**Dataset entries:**
###
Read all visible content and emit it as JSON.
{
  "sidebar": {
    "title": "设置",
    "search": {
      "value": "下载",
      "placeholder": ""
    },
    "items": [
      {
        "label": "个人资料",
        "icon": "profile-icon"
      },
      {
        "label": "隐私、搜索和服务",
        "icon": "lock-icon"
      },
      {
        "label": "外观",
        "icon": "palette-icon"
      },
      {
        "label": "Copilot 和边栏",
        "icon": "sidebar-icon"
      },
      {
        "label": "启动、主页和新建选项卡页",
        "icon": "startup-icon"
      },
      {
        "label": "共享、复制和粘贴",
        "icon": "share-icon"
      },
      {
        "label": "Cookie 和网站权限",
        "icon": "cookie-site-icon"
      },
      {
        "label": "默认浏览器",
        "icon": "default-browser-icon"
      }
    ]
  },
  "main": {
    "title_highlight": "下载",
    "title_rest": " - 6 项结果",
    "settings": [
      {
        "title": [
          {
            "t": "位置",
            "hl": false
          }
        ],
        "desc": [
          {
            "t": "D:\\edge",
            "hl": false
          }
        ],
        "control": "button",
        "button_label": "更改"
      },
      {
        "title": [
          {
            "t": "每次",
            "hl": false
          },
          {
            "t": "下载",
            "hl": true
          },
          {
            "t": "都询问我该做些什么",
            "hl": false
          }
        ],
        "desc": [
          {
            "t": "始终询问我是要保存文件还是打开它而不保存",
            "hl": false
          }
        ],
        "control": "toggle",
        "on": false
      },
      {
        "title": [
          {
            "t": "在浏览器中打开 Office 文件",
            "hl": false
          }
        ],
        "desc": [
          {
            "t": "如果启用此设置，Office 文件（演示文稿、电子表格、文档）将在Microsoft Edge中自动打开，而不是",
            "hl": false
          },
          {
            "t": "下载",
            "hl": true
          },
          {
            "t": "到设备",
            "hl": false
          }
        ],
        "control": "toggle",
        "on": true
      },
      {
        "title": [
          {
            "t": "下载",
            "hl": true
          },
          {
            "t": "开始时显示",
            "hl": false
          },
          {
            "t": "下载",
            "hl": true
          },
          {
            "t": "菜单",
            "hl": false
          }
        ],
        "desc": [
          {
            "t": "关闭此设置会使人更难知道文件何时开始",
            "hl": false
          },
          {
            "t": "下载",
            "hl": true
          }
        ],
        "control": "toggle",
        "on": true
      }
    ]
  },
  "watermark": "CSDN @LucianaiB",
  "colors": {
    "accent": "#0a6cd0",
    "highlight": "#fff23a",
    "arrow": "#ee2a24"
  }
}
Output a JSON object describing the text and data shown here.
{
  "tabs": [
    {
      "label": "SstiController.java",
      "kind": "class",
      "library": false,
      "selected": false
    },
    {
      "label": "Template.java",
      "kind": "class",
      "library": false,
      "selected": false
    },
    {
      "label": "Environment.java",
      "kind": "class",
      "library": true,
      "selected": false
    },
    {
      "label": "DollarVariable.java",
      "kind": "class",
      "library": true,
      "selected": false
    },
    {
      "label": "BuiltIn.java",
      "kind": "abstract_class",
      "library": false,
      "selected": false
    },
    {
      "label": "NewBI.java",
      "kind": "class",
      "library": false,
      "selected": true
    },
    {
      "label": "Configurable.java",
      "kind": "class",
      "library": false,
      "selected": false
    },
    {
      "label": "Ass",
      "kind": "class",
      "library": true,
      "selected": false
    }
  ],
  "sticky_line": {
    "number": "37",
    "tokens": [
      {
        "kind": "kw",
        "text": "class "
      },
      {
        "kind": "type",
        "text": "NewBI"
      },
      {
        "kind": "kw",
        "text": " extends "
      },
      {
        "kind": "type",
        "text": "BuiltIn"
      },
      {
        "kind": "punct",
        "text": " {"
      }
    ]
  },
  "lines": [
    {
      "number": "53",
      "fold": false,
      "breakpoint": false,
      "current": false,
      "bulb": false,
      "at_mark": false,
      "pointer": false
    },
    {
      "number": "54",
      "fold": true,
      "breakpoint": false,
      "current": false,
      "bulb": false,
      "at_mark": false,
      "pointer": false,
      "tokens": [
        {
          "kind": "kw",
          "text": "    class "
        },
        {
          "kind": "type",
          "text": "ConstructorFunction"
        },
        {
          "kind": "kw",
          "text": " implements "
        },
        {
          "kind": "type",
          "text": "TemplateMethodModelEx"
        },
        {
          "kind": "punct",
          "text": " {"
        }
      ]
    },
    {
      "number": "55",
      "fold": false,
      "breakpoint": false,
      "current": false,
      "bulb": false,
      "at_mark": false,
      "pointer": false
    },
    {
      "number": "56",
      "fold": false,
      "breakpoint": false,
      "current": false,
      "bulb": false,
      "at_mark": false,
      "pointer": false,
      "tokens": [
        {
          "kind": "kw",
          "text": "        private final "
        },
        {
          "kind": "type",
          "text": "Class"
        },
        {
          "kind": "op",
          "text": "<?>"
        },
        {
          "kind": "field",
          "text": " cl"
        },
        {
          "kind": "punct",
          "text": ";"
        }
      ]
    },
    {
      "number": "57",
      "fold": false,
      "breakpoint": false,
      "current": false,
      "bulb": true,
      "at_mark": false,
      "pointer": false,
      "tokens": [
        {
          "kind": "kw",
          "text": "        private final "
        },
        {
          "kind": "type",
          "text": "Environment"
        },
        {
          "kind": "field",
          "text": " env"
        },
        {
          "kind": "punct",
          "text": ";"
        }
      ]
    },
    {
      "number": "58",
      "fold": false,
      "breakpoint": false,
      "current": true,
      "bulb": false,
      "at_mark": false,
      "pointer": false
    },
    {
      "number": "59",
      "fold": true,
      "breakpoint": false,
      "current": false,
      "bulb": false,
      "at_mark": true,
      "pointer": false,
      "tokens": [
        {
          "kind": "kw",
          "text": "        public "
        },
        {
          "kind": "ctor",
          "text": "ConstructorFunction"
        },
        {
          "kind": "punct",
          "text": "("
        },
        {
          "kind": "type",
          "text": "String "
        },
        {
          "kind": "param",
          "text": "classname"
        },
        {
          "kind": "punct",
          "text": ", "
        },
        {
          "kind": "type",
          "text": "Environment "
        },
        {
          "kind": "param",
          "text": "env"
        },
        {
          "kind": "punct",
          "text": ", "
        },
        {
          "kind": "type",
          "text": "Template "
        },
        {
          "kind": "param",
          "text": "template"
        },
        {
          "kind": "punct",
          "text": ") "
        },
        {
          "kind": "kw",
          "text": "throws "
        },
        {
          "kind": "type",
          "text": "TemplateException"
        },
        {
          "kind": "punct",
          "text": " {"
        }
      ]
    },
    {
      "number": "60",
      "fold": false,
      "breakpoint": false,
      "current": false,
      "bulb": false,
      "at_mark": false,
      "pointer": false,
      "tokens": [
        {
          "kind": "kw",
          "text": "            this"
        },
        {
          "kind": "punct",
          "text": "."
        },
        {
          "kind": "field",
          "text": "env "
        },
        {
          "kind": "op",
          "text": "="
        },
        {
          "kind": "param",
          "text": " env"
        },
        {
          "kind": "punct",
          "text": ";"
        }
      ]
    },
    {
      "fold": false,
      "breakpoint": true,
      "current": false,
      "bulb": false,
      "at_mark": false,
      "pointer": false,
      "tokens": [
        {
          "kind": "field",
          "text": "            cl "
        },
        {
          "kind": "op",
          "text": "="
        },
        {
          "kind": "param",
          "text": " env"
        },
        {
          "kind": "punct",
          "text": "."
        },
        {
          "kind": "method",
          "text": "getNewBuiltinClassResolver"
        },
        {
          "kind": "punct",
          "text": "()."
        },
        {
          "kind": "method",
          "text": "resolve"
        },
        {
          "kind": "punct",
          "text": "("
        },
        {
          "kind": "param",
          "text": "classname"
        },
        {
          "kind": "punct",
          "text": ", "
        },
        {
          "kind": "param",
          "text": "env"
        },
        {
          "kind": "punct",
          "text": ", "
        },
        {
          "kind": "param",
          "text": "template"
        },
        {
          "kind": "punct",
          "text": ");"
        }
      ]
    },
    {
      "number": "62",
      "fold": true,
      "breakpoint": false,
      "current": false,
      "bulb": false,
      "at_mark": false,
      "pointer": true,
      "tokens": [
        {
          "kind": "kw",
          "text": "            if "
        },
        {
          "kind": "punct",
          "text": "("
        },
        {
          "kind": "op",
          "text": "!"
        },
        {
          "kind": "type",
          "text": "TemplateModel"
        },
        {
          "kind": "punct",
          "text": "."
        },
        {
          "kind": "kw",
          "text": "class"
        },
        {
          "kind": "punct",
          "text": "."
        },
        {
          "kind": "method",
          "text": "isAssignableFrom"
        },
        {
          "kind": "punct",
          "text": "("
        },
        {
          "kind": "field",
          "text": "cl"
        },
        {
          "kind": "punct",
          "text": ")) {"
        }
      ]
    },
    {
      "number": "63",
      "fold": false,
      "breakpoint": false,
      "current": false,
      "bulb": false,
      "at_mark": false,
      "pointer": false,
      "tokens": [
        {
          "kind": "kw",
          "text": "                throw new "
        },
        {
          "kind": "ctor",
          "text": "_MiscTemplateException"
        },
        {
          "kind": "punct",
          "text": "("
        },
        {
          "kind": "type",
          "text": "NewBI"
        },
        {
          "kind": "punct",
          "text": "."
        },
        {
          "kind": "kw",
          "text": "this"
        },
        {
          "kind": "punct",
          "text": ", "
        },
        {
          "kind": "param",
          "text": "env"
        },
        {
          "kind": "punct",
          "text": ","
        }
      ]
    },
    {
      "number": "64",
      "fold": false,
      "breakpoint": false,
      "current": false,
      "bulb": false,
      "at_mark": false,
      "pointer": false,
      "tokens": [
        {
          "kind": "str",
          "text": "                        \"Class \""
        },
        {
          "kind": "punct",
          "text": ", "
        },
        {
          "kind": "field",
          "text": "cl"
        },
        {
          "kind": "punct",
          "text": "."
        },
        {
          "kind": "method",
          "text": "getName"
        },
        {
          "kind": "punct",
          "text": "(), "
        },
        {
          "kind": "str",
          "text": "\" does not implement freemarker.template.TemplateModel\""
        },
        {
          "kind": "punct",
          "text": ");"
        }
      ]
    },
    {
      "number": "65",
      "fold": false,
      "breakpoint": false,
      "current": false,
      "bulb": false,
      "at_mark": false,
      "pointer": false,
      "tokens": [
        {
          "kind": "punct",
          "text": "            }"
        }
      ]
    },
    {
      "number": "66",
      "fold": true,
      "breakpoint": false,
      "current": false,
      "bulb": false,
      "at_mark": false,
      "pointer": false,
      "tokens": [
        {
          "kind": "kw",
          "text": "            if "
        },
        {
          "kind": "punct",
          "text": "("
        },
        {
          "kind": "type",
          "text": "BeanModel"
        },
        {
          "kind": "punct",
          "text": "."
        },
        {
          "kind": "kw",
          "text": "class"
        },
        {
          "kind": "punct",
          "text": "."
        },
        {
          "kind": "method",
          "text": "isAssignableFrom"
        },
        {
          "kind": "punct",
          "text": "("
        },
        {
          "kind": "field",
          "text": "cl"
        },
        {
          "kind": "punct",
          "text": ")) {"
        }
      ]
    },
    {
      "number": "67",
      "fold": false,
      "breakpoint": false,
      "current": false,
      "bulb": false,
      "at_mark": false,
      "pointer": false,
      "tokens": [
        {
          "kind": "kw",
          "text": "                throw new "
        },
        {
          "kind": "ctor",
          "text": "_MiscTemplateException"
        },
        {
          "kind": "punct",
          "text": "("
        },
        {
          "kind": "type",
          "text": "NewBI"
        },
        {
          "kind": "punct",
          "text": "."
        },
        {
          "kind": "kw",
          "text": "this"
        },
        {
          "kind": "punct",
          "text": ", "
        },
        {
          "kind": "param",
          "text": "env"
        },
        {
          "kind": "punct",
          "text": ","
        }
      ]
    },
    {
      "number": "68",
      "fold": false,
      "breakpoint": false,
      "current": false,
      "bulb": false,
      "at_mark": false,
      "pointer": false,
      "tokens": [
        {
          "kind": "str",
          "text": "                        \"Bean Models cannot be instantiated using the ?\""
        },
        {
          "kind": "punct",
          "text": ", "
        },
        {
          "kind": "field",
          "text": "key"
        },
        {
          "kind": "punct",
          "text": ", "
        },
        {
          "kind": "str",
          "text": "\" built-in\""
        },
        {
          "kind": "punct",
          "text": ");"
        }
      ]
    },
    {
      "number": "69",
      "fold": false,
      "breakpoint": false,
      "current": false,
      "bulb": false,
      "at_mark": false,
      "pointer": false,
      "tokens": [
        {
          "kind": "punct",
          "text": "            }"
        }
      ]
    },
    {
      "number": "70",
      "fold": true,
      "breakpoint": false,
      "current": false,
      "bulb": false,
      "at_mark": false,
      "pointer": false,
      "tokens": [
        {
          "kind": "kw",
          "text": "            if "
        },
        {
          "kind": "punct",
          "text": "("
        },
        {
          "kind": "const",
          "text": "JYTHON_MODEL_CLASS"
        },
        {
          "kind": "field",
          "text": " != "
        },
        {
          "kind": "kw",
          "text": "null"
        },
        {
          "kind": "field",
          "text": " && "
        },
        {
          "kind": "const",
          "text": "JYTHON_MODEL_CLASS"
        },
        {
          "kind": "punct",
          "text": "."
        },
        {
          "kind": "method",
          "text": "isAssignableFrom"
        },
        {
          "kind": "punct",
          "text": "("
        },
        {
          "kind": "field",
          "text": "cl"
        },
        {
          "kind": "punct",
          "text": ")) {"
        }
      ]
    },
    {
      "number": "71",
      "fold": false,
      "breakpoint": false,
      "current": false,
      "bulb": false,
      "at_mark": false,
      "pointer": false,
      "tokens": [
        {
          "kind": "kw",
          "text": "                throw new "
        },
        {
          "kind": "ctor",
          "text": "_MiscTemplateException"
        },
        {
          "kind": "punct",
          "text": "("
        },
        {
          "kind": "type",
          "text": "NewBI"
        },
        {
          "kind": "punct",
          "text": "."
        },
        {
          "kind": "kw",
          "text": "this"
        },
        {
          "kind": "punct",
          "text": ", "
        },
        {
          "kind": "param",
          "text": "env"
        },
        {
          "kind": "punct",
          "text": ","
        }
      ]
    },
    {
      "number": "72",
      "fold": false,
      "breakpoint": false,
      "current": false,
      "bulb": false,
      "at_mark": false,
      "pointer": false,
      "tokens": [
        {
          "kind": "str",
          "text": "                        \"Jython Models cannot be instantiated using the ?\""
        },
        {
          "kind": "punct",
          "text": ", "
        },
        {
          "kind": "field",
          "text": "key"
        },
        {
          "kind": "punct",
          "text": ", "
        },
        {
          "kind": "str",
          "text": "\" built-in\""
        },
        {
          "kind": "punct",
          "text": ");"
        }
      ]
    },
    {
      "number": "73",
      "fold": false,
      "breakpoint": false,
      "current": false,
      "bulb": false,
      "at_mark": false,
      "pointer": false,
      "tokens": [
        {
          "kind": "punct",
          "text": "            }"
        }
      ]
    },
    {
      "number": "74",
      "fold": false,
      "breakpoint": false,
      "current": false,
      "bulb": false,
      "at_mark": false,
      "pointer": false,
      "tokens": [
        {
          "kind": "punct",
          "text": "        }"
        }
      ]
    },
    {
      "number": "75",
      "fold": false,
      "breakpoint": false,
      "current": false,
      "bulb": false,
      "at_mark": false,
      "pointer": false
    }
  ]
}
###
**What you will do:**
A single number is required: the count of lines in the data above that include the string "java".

**Response area:**
7